" It has, it has," muttered several voices.
Mr. Blair looked all around him, and, for the first time, the water stood in his eye, as he replied, “ Body and mind have been shaken, but it is not as you would too kindly persuade yourselves. Oh, sirs !—I have spoken the truth. I came hither to speak it. What hope of peace or mercy could I have until I had spoken the truth, and resigned my office into the hands of God's servants ?-I do now resign it.—My ancestors were peasants, and I return io their lot--would I were worthy of them !-Once more, I demand your prayers. Refuse not my parting request.”
The whole assembly remained, once more, fixed in silence. Dr. Muir, still erect in front of Blair, surveyed them all round and round; and then saying, “ Brethren, I read your thoughts,” fell down upon
his knees. They all knelt at the same moment ; and Blair, weeping like an infant, knelt also in the inidst bf them, and stooped his forehead to the dust.-Pp. 299-307.

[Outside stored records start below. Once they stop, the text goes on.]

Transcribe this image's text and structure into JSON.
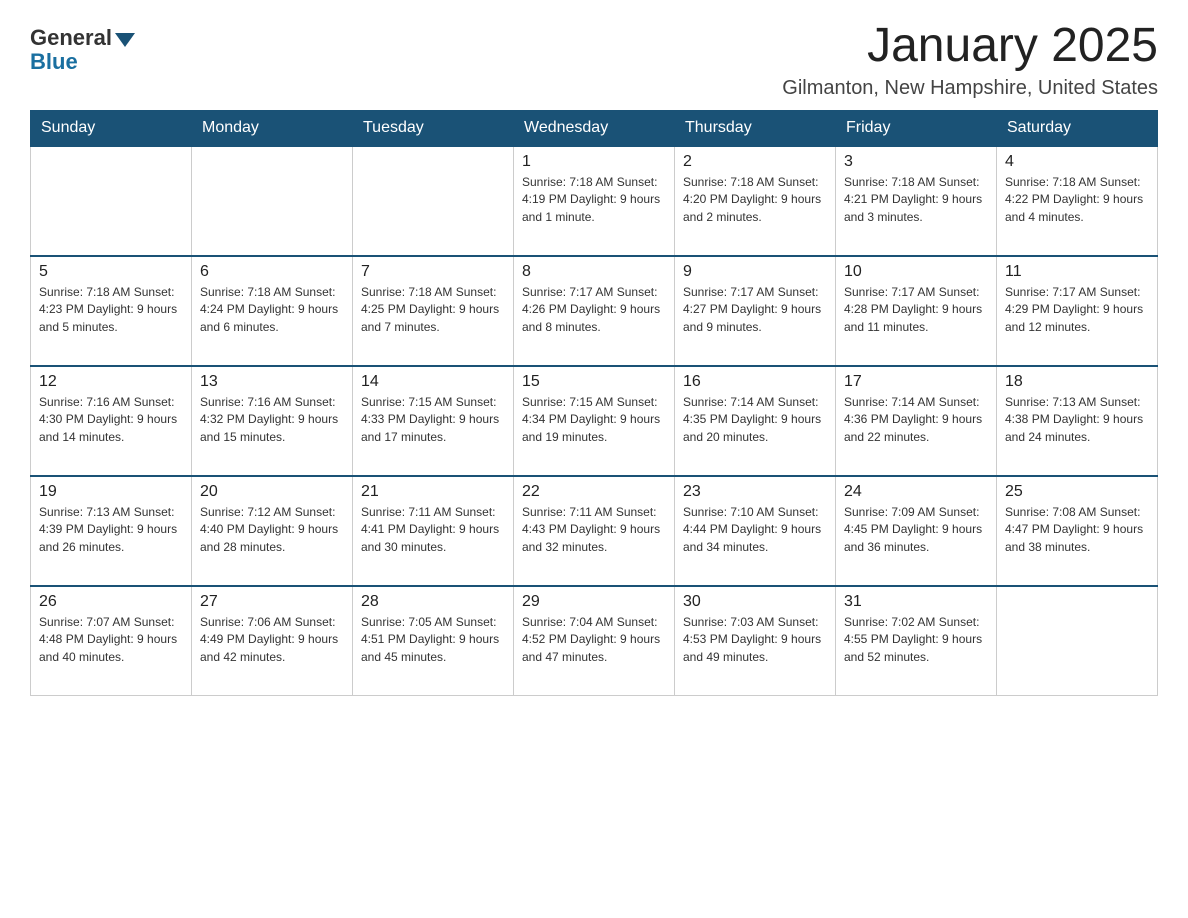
{
  "header": {
    "logo": {
      "general": "General",
      "blue": "Blue"
    },
    "title": "January 2025",
    "location": "Gilmanton, New Hampshire, United States"
  },
  "weekdays": [
    "Sunday",
    "Monday",
    "Tuesday",
    "Wednesday",
    "Thursday",
    "Friday",
    "Saturday"
  ],
  "weeks": [
    [
      {
        "day": "",
        "info": ""
      },
      {
        "day": "",
        "info": ""
      },
      {
        "day": "",
        "info": ""
      },
      {
        "day": "1",
        "info": "Sunrise: 7:18 AM\nSunset: 4:19 PM\nDaylight: 9 hours and 1 minute."
      },
      {
        "day": "2",
        "info": "Sunrise: 7:18 AM\nSunset: 4:20 PM\nDaylight: 9 hours and 2 minutes."
      },
      {
        "day": "3",
        "info": "Sunrise: 7:18 AM\nSunset: 4:21 PM\nDaylight: 9 hours and 3 minutes."
      },
      {
        "day": "4",
        "info": "Sunrise: 7:18 AM\nSunset: 4:22 PM\nDaylight: 9 hours and 4 minutes."
      }
    ],
    [
      {
        "day": "5",
        "info": "Sunrise: 7:18 AM\nSunset: 4:23 PM\nDaylight: 9 hours and 5 minutes."
      },
      {
        "day": "6",
        "info": "Sunrise: 7:18 AM\nSunset: 4:24 PM\nDaylight: 9 hours and 6 minutes."
      },
      {
        "day": "7",
        "info": "Sunrise: 7:18 AM\nSunset: 4:25 PM\nDaylight: 9 hours and 7 minutes."
      },
      {
        "day": "8",
        "info": "Sunrise: 7:17 AM\nSunset: 4:26 PM\nDaylight: 9 hours and 8 minutes."
      },
      {
        "day": "9",
        "info": "Sunrise: 7:17 AM\nSunset: 4:27 PM\nDaylight: 9 hours and 9 minutes."
      },
      {
        "day": "10",
        "info": "Sunrise: 7:17 AM\nSunset: 4:28 PM\nDaylight: 9 hours and 11 minutes."
      },
      {
        "day": "11",
        "info": "Sunrise: 7:17 AM\nSunset: 4:29 PM\nDaylight: 9 hours and 12 minutes."
      }
    ],
    [
      {
        "day": "12",
        "info": "Sunrise: 7:16 AM\nSunset: 4:30 PM\nDaylight: 9 hours and 14 minutes."
      },
      {
        "day": "13",
        "info": "Sunrise: 7:16 AM\nSunset: 4:32 PM\nDaylight: 9 hours and 15 minutes."
      },
      {
        "day": "14",
        "info": "Sunrise: 7:15 AM\nSunset: 4:33 PM\nDaylight: 9 hours and 17 minutes."
      },
      {
        "day": "15",
        "info": "Sunrise: 7:15 AM\nSunset: 4:34 PM\nDaylight: 9 hours and 19 minutes."
      },
      {
        "day": "16",
        "info": "Sunrise: 7:14 AM\nSunset: 4:35 PM\nDaylight: 9 hours and 20 minutes."
      },
      {
        "day": "17",
        "info": "Sunrise: 7:14 AM\nSunset: 4:36 PM\nDaylight: 9 hours and 22 minutes."
      },
      {
        "day": "18",
        "info": "Sunrise: 7:13 AM\nSunset: 4:38 PM\nDaylight: 9 hours and 24 minutes."
      }
    ],
    [
      {
        "day": "19",
        "info": "Sunrise: 7:13 AM\nSunset: 4:39 PM\nDaylight: 9 hours and 26 minutes."
      },
      {
        "day": "20",
        "info": "Sunrise: 7:12 AM\nSunset: 4:40 PM\nDaylight: 9 hours and 28 minutes."
      },
      {
        "day": "21",
        "info": "Sunrise: 7:11 AM\nSunset: 4:41 PM\nDaylight: 9 hours and 30 minutes."
      },
      {
        "day": "22",
        "info": "Sunrise: 7:11 AM\nSunset: 4:43 PM\nDaylight: 9 hours and 32 minutes."
      },
      {
        "day": "23",
        "info": "Sunrise: 7:10 AM\nSunset: 4:44 PM\nDaylight: 9 hours and 34 minutes."
      },
      {
        "day": "24",
        "info": "Sunrise: 7:09 AM\nSunset: 4:45 PM\nDaylight: 9 hours and 36 minutes."
      },
      {
        "day": "25",
        "info": "Sunrise: 7:08 AM\nSunset: 4:47 PM\nDaylight: 9 hours and 38 minutes."
      }
    ],
    [
      {
        "day": "26",
        "info": "Sunrise: 7:07 AM\nSunset: 4:48 PM\nDaylight: 9 hours and 40 minutes."
      },
      {
        "day": "27",
        "info": "Sunrise: 7:06 AM\nSunset: 4:49 PM\nDaylight: 9 hours and 42 minutes."
      },
      {
        "day": "28",
        "info": "Sunrise: 7:05 AM\nSunset: 4:51 PM\nDaylight: 9 hours and 45 minutes."
      },
      {
        "day": "29",
        "info": "Sunrise: 7:04 AM\nSunset: 4:52 PM\nDaylight: 9 hours and 47 minutes."
      },
      {
        "day": "30",
        "info": "Sunrise: 7:03 AM\nSunset: 4:53 PM\nDaylight: 9 hours and 49 minutes."
      },
      {
        "day": "31",
        "info": "Sunrise: 7:02 AM\nSunset: 4:55 PM\nDaylight: 9 hours and 52 minutes."
      },
      {
        "day": "",
        "info": ""
      }
    ]
  ]
}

Here our extracts must close ; but, we trust that we have quoted enough to more than justify the praise with which we have spoken of this book. It has some faults, however, like everything else. The incident of Mrs. Campbell saving Blair and his child from drowning is very novelish, and quite unlike the tone of nature and reality in which the greater part of the story is told. We also object to the shifting of the scene to Uigness. It would have been much more in consonance with the general simplicity of the tale if the incidents had all